WHAT IS REQUIRED
In the records below, count every line containing "Recommendation". Reply with the number only.

PROVIDED RECORDS Block Start

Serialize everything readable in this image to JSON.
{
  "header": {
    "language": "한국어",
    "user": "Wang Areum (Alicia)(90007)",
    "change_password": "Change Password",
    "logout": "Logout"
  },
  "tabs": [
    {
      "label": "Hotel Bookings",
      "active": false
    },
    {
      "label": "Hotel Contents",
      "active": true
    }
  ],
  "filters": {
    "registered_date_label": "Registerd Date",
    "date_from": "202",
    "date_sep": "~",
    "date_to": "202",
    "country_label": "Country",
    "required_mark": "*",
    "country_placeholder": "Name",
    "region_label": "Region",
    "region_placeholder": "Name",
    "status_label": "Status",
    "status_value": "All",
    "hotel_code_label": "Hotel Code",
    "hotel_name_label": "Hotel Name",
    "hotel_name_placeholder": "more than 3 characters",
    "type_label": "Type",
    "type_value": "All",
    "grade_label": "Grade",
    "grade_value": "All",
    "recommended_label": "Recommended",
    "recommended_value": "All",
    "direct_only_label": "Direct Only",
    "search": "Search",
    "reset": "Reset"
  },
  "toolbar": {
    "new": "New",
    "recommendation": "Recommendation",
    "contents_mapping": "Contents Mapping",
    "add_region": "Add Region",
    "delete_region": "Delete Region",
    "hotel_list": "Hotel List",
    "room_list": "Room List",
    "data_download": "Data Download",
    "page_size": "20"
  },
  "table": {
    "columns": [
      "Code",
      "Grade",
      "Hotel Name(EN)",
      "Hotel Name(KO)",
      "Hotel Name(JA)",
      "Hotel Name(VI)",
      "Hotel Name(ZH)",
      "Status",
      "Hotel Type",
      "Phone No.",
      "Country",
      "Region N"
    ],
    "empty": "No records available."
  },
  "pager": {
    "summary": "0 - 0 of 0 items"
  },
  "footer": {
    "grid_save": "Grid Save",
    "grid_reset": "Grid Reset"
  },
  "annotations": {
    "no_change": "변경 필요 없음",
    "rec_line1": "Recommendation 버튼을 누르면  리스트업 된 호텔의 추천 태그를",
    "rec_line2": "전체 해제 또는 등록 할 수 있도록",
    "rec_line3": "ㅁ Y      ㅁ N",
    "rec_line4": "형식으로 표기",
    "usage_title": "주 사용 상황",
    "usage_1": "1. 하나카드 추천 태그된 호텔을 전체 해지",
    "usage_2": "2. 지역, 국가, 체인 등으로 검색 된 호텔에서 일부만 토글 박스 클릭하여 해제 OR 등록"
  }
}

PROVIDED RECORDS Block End

WORKED SOLUTION
2